Tuesday, May 6, 2014

We bought a hovel, I mean house!

  Well, as it always does, the dust settled after I got down to SC with the animals. The blurry edges of my life started to come into focus again. Jonathan's dad was still in critical condition in the ICU, which was freaking all of us out.  He would make a small improvement and then lapse. The doctors had no answers, it wasn't really up to anyone what happened next. Time would tell if he'd improve, or continue to spiral downward.  All we could do was be there as support for Jonathan's mom and pray.

  The matter of buying our house was looming in the next week. We had stopped off at the property the day after I arrived down south.  It was a grey, gloomy day in late December, with a rawness that only the air in winter can provide.  The house had been unoccupied for nearly a decade and it's owner had passed away from a heart attack in late summer.  He used the house to store "things" for yard sales. And by "things" I mean anything you can think of, from tools, to curtains, to clothing, etc. The house was full of crap. Useless, dirty, cluttery...crap.  The flat roof on the back addition had long since rotted and was falling in, allowing rain to accumulate in puddles on the floors in the kitchen and sunroom.   As for the property itself, the acreage was mostly wooded.  A slanted red barn that was also full of crap listed on one side of the property. The two car garage was a white cinder block building that was filled with more crap.  For some reason someone had decided that painting the pump house yellow, with a red roof was a good idea. It sure was something to see.

"Isn't it awesome?" Jonathan kept saying.

  I would muster a feeble grin, raising my eyebrows to show my enthusiasm, but honestly the place was just gross.  I liked the house itself, but the amount of work ahead of us before we could actually live there was overwhelming.  It had no running water, no electricity, no plumbing, no heat, no a/c, no working anything.  And it was filthy dirty.  And most of the interior rooms were painted the most putrid shade of green you can imagine, floor and ceiling. And the back roof was caving in. I swear if a house could sigh this place would be sighing big time. I know I was doing plenty of sighing, though I kept it to myself.

 The big day of the closing finally arrived right before Christmas. We met our realtor, who had been amazing through this whole process, in the parking lot.

"Y'all ready to buy a house?" she said with a grin.

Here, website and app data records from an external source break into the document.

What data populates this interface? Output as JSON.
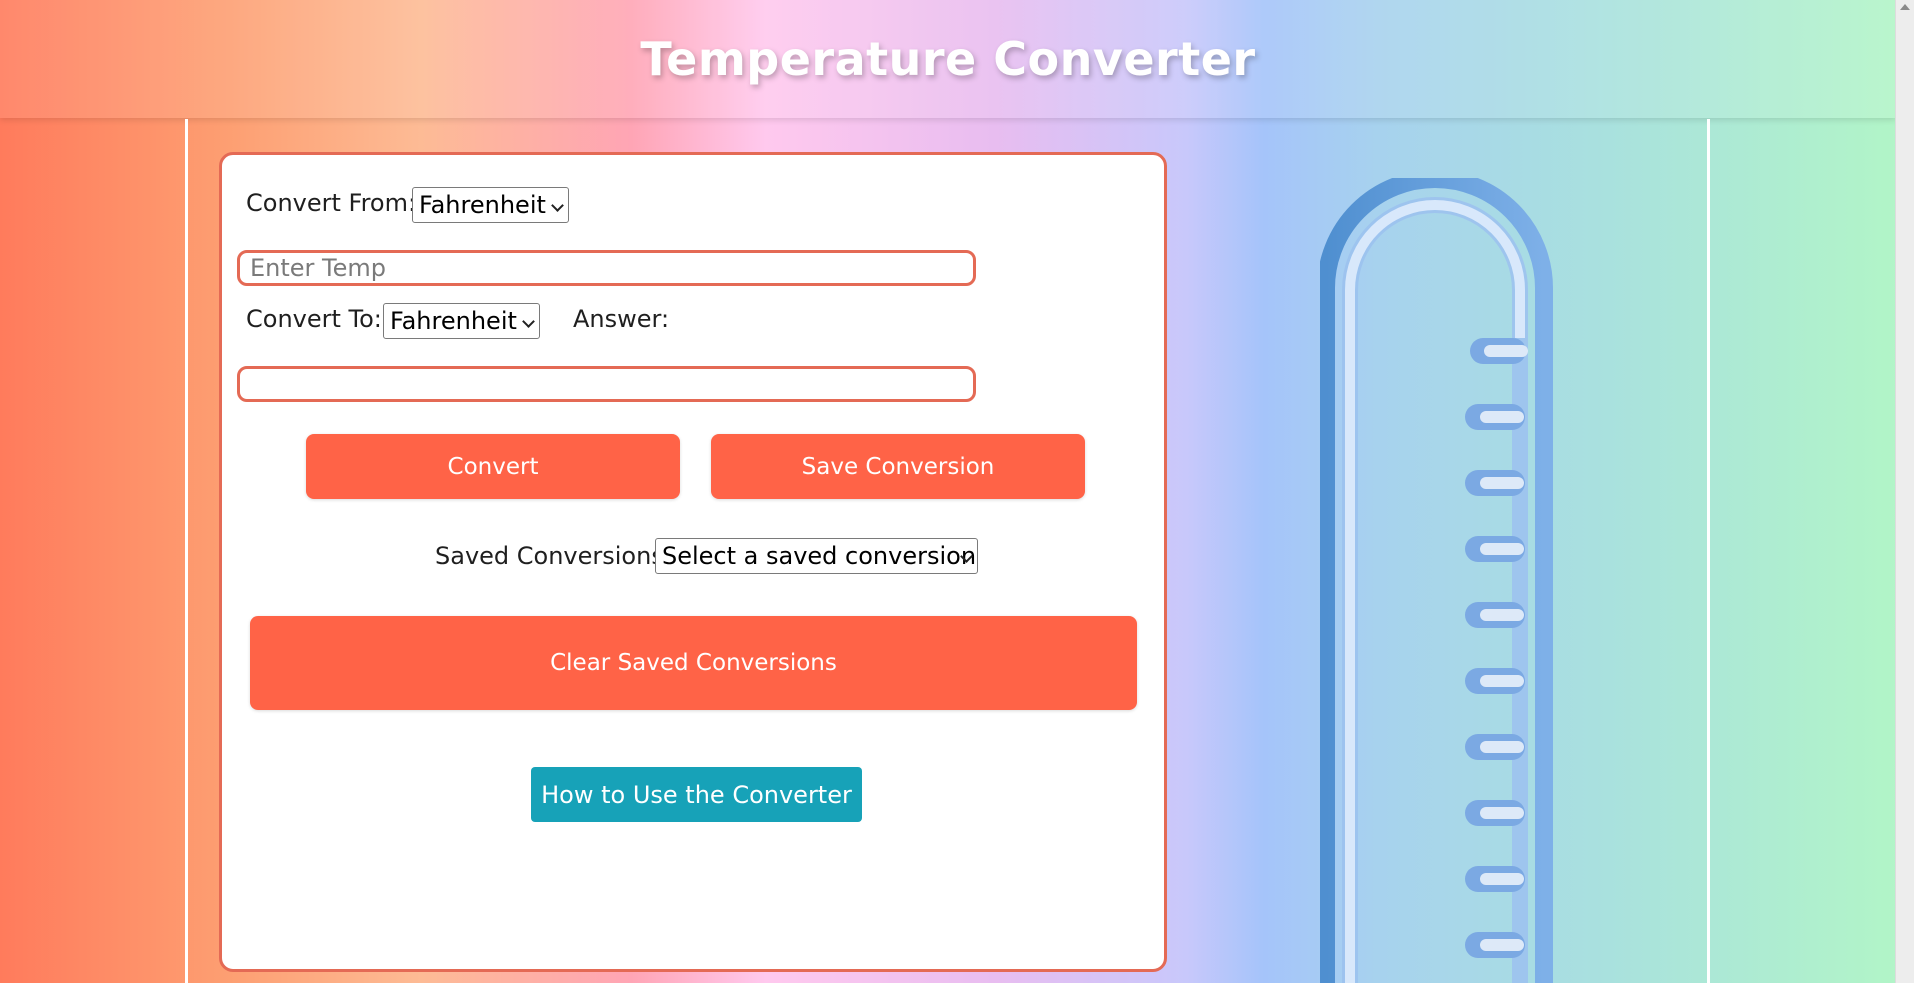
{
  "header": {
    "title": "Temperature Converter"
  },
  "form": {
    "from_label": "Convert From:",
    "from_value": "Fahrenheit",
    "temp_placeholder": "Enter Temp",
    "to_label": "Convert To:",
    "to_value": "Fahrenheit",
    "answer_label": "Answer:",
    "answer_value": ""
  },
  "buttons": {
    "convert": "Convert",
    "save": "Save Conversion",
    "clear": "Clear Saved Conversions",
    "help": "How to Use the Converter"
  },
  "saved": {
    "label": "Saved Conversions:",
    "selected": "Select a saved conversion"
  },
  "colors": {
    "accent": "#ff6347",
    "card_border": "#e46a55",
    "help_button": "#17a2b8",
    "thermometer": "#5b9bd5"
  },
  "icons": {
    "thermometer": "thermometer-icon",
    "dropdown": "chevron-down-icon"
  }
}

I let Jonathan answer that question, since at the time I was having trouble showing any positive reaction toward the idea.  The lawyer had the papers all ready so it was a matter of a few signatures and we were on our way.  It was official. We were now home owners, of a house that we couldn't actually live in. Leave it to us, I said to myself. Go buy a house you can't live in and that needs ten zillion hours of work.  Lord, it was going to be a very long, long winter.